[Dataset records]

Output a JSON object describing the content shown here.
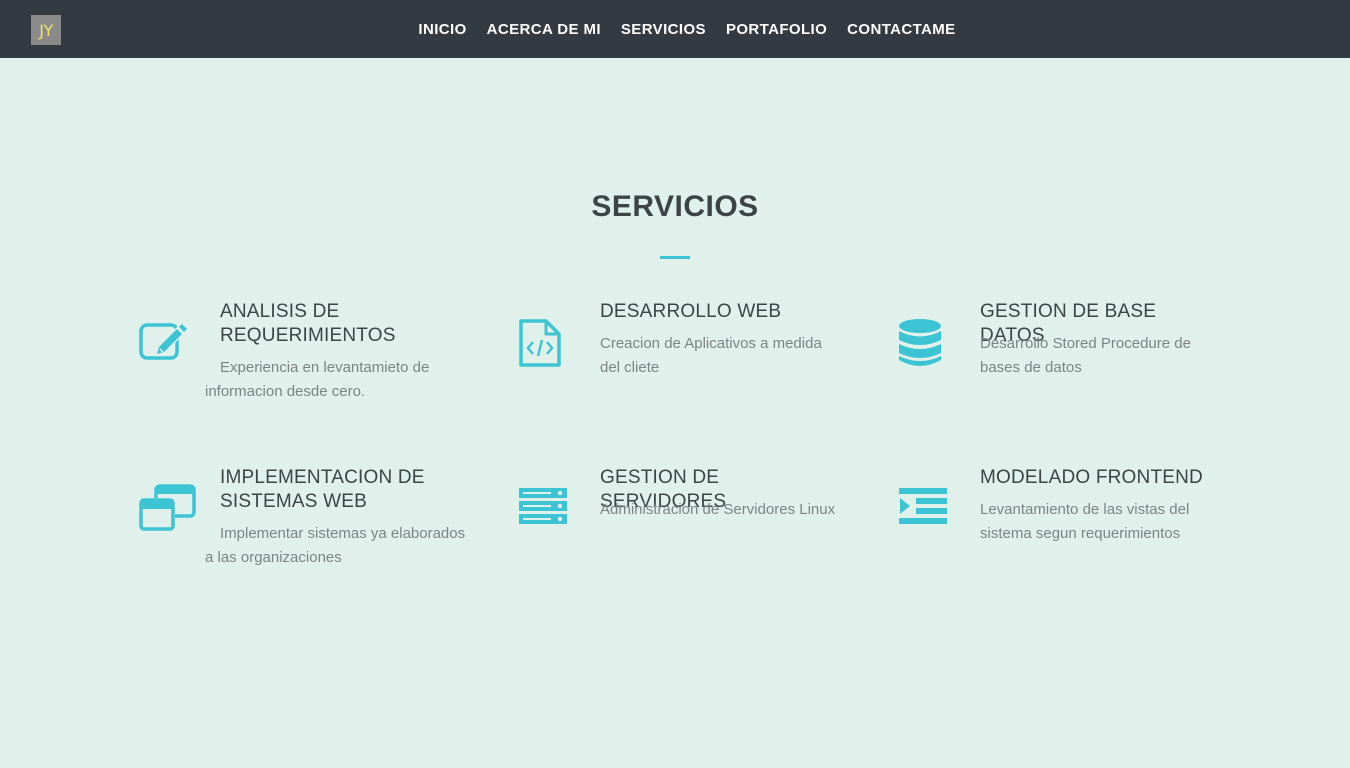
{
  "nav": {
    "logo": "JY",
    "links": [
      "INICIO",
      "ACERCA DE MI",
      "SERVICIOS",
      "PORTAFOLIO",
      "CONTACTAME"
    ]
  },
  "section": {
    "title": "SERVICIOS",
    "services": [
      {
        "title": "ANALISIS DE REQUERIMIENTOS",
        "desc": "Experiencia en levantamieto de informacion desde cero.",
        "icon": "edit-icon"
      },
      {
        "title": "DESARROLLO WEB",
        "desc": "Creacion de Aplicativos a medida del cliete",
        "icon": "code-file-icon"
      },
      {
        "title": "GESTION DE BASE DATOS",
        "desc": "Desarrollo Stored Procedure de bases de datos",
        "icon": "database-icon"
      },
      {
        "title": "IMPLEMENTACION DE SISTEMAS WEB",
        "desc": "Implementar sistemas ya elaborados a las organizaciones",
        "icon": "windows-icon"
      },
      {
        "title": "GESTION DE SERVIDORES",
        "desc": "Administracion de Servidores Linux",
        "icon": "server-icon"
      },
      {
        "title": "MODELADO FRONTEND",
        "desc": "Levantamiento de las vistas del sistema segun requerimientos",
        "icon": "indent-icon"
      }
    ]
  },
  "colors": {
    "navbar": "#343a42",
    "background": "#e0f0ea",
    "accent": "#3cc4d4",
    "logo_text": "#f2e46a"
  }
}
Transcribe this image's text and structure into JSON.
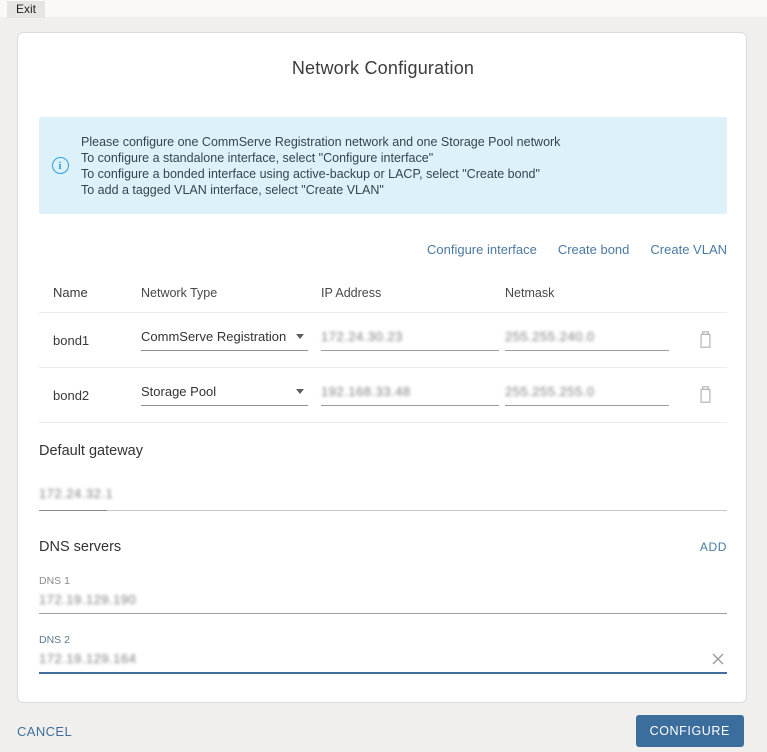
{
  "top_bar": {
    "exit_label": "Exit"
  },
  "dialog": {
    "title": "Network Configuration",
    "info": {
      "lines": [
        "Please configure one CommServe Registration network and one Storage Pool network",
        "To configure a standalone interface, select \"Configure interface\"",
        "To configure a bonded interface using active-backup or LACP, select \"Create bond\"",
        "To add a tagged VLAN interface, select \"Create VLAN\""
      ]
    },
    "actions": [
      "Configure interface",
      "Create bond",
      "Create VLAN"
    ],
    "table": {
      "headers": [
        "Name",
        "Network Type",
        "IP Address",
        "Netmask"
      ],
      "rows": [
        {
          "name": "bond1",
          "network_type": "CommServe Registration",
          "ip_address": "172.24.30.23",
          "netmask": "255.255.240.0",
          "redacted_fields": [
            "ip_address",
            "netmask"
          ]
        },
        {
          "name": "bond2",
          "network_type": "Storage Pool",
          "ip_address": "192.168.33.48",
          "netmask": "255.255.255.0",
          "redacted_fields": [
            "ip_address",
            "netmask"
          ]
        }
      ]
    },
    "default_gateway": {
      "label": "Default gateway",
      "value": "172.24.32.1",
      "redacted": true
    },
    "dns": {
      "heading": "DNS servers",
      "add_label": "ADD",
      "entries": [
        {
          "label": "DNS 1",
          "value": "172.19.129.190",
          "redacted": true,
          "focused": false
        },
        {
          "label": "DNS 2",
          "value": "172.19.129.164",
          "redacted": true,
          "focused": true
        }
      ]
    }
  },
  "footer": {
    "cancel_label": "CANCEL",
    "configure_label": "CONFIGURE"
  },
  "colors": {
    "accent_link": "#4a7aa3",
    "configure_button_bg": "#3b6d9d",
    "info_box_bg": "#ddf1fb",
    "info_icon": "#2da1d8",
    "focused_underline": "#41719b",
    "page_bg": "#f1efee"
  }
}
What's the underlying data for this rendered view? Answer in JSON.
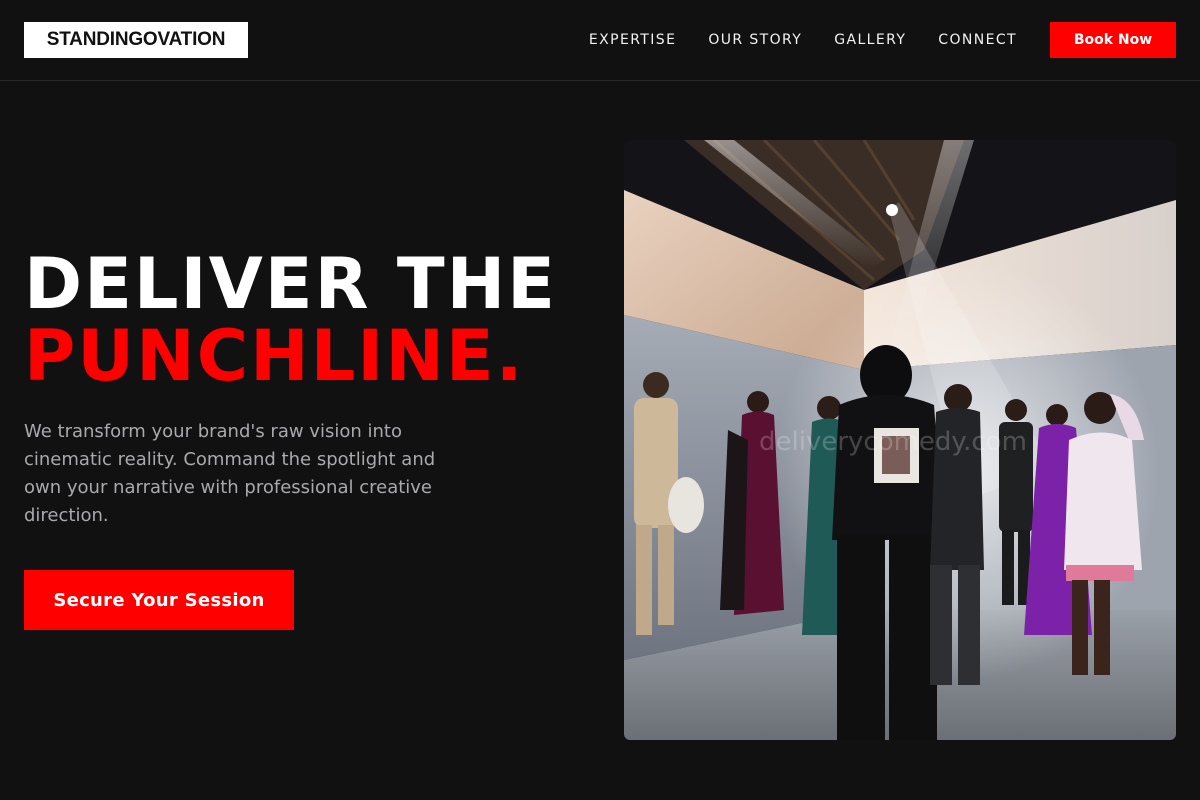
{
  "header": {
    "logo_text": "STANDINGOVATION",
    "nav": [
      {
        "label": "EXPERTISE"
      },
      {
        "label": "OUR STORY"
      },
      {
        "label": "GALLERY"
      },
      {
        "label": "CONNECT"
      }
    ],
    "book_label": "Book Now"
  },
  "hero": {
    "title_line1": "DELIVER THE",
    "title_line2": "PUNCHLINE.",
    "body": "We transform your brand's raw vision into cinematic reality. Command the spotlight and own your narrative with professional creative direction.",
    "cta_label": "Secure Your Session",
    "image_watermark": "deliverycomedy.com"
  },
  "colors": {
    "background": "#111112",
    "accent": "#ff0000",
    "text": "#ffffff",
    "muted_text": "#a9a9ae"
  }
}
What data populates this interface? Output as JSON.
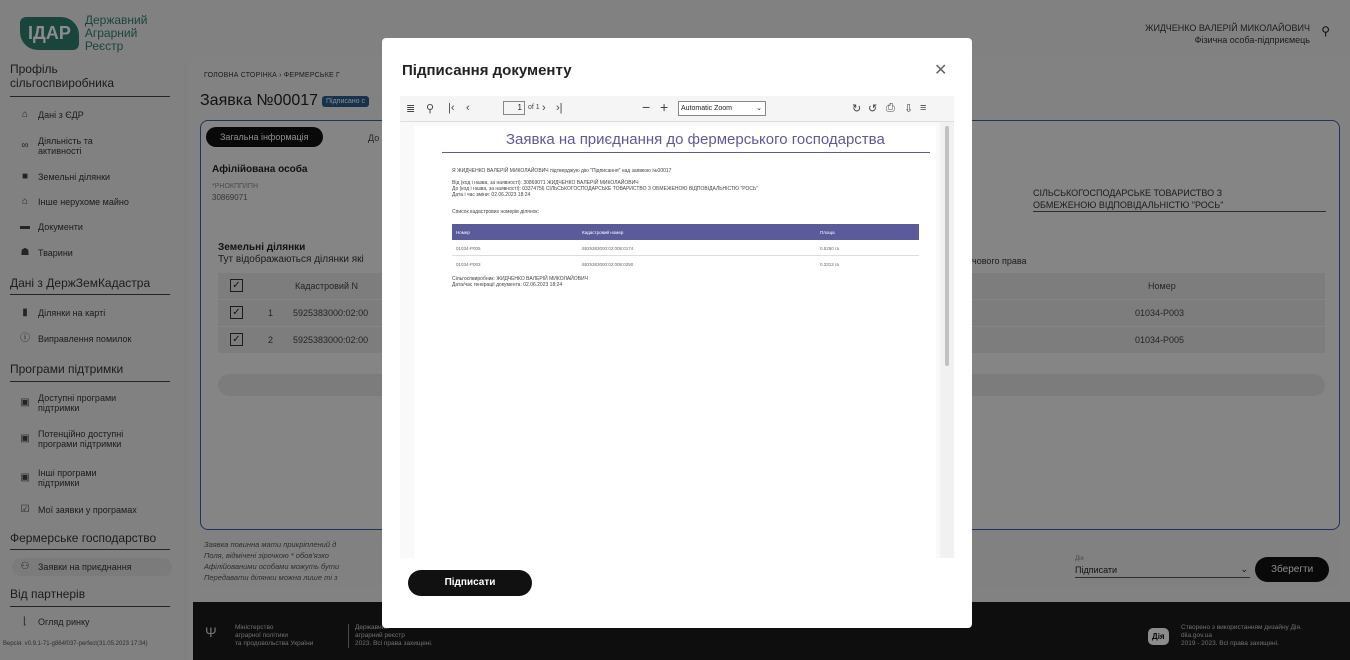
{
  "logo": {
    "badge": "ІДАР",
    "line1": "Державний",
    "line2": "Аграрний",
    "line3": "Реєстр"
  },
  "sidebar": {
    "section1": "Профіль сільгоспвиробника",
    "items1": [
      "Дані з ЄДР",
      "Діяльність та активності",
      "Земельні ділянки",
      "Інше нерухоме майно",
      "Документи",
      "Тварини"
    ],
    "section2": "Дані з ДержЗемКадастра",
    "items2": [
      "Ділянки на карті",
      "Виправлення помилок"
    ],
    "section3": "Програми підтримки",
    "items3": [
      "Доступні програми підтримки",
      "Потенційно доступні програми підтримки",
      "Інші програми підтримки",
      "Мої заявки у програмах"
    ],
    "section4": "Фермерське господарство",
    "items4": [
      "Заявки на приєднання"
    ],
    "section5": "Від партнерів",
    "items5": [
      "Огляд ринку"
    ],
    "version": "Версія: v0.9.1-71-g864f037-perfect(31.05.2023 17:34)"
  },
  "user": {
    "name": "ЖИДЧЕНКО ВАЛЕРІЙ МИКОЛАЙОВИЧ",
    "role": "Фізична особа-підприємець"
  },
  "breadcrumb": "ГОЛОВНА СТОРІНКА  ›  ФЕРМЕРСЬКЕ Г",
  "app": {
    "title": "Заявка №00017",
    "badge": "Підписано с"
  },
  "tabs": {
    "active": "Загальна інформація",
    "second": "До"
  },
  "affiliate": {
    "title": "Афілійована особа",
    "label": "*РНОКПП/ІПН",
    "value": "30869071"
  },
  "org": {
    "line1": "СІЛЬСЬКОГОСПОДАРСЬКЕ ТОВАРИСТВО З",
    "line2": "ОБМЕЖЕНОЮ ВІДПОВІДАЛЬНІСТЮ \"РОСЬ\""
  },
  "land": {
    "title": "Земельні ділянки",
    "subtitle": "Тут відображаються ділянки які",
    "right_label": "чового права"
  },
  "table": {
    "header": {
      "cadastral": "Кадастровий N",
      "number": "Номер"
    },
    "rows": [
      {
        "n": "1",
        "cadastral": "5925383000:02:00",
        "number": "01034-P003"
      },
      {
        "n": "2",
        "cadastral": "5925383000:02:00",
        "number": "01034-P005"
      }
    ]
  },
  "notes": [
    "Заявка повинна мати прикріплений д",
    "Поля, відмічені зірочкою * обов'язко",
    "Афілійованими особами можуть бути",
    "Передавати ділянки можна лише ті з"
  ],
  "bottom": {
    "sign_label": "Дія",
    "sign_value": "Підписати",
    "save": "Зберегти"
  },
  "footer": {
    "ministry1": "Міністерство",
    "ministry2": "аграрної політики",
    "ministry3": "та продовольства України",
    "reg1": "Державний",
    "reg2": "аграрний реєстр",
    "reg3": "2023. Всі права захищені.",
    "diia": "Дія",
    "credit1": "Створено з використанням дизайну Дія.",
    "credit2": "diia.gov.ua",
    "credit3": "2019 - 2023. Всі права захищені."
  },
  "modal": {
    "title": "Підписання документу",
    "toolbar": {
      "page": "1",
      "of": "of 1",
      "zoom": "Automatic Zoom"
    },
    "pdf": {
      "title": "Заявка на приєднання до фермерського господарства",
      "lines": [
        "Я ЖИДЧЕНКО ВАЛЕРІЙ МИКОЛАЙОВИЧ підтверджую дію \"Підписання\" над заявкою №00017",
        "Від (код і назва, за наявності): 30869071 ЖИДЧЕНКО ВАЛЕРІЙ МИКОЛАЙОВИЧ",
        "До (код і назва, за наявності): 03374756 СІЛЬСЬКОГОСПОДАРСЬКЕ ТОВАРИСТВО З ОБМЕЖЕНОЮ ВІДПОВІДАЛЬНІСТЮ \"РОСЬ\"",
        "Дата і час зміни: 02.06.2023 18:24",
        "Список кадастрових номерів ділянок:"
      ],
      "table_header": [
        "Номер",
        "Кадастровий номер",
        "Площа"
      ],
      "table_rows": [
        [
          "01034-P005",
          "5925383000:02:008:0174",
          "0.5250 га"
        ],
        [
          "01034-P003",
          "5925383000:02:008:0250",
          "0.3312 га"
        ]
      ],
      "footer_lines": [
        "Сільгоспвиробник: ЖИДЧЕНКО ВАЛЕРІЙ МИКОЛАЙОВИЧ",
        "Дата/час генерації документа: 02.06.2023 18:24"
      ]
    },
    "sign_button": "Підписати"
  }
}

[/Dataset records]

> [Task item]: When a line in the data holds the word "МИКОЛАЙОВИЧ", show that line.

> [Response to this task]:
    "name": "ЖИДЧЕНКО ВАЛЕРІЙ МИКОЛАЙОВИЧ",
        "Я ЖИДЧЕНКО ВАЛЕРІЙ МИКОЛАЙОВИЧ підтверджую дію \"Підписання\" над заявкою №00017",
        "Від (код і назва, за наявності): 30869071 ЖИДЧЕНКО ВАЛЕРІЙ МИКОЛАЙОВИЧ",
        "Сільгоспвиробник: ЖИДЧЕНКО ВАЛЕРІЙ МИКОЛАЙОВИЧ",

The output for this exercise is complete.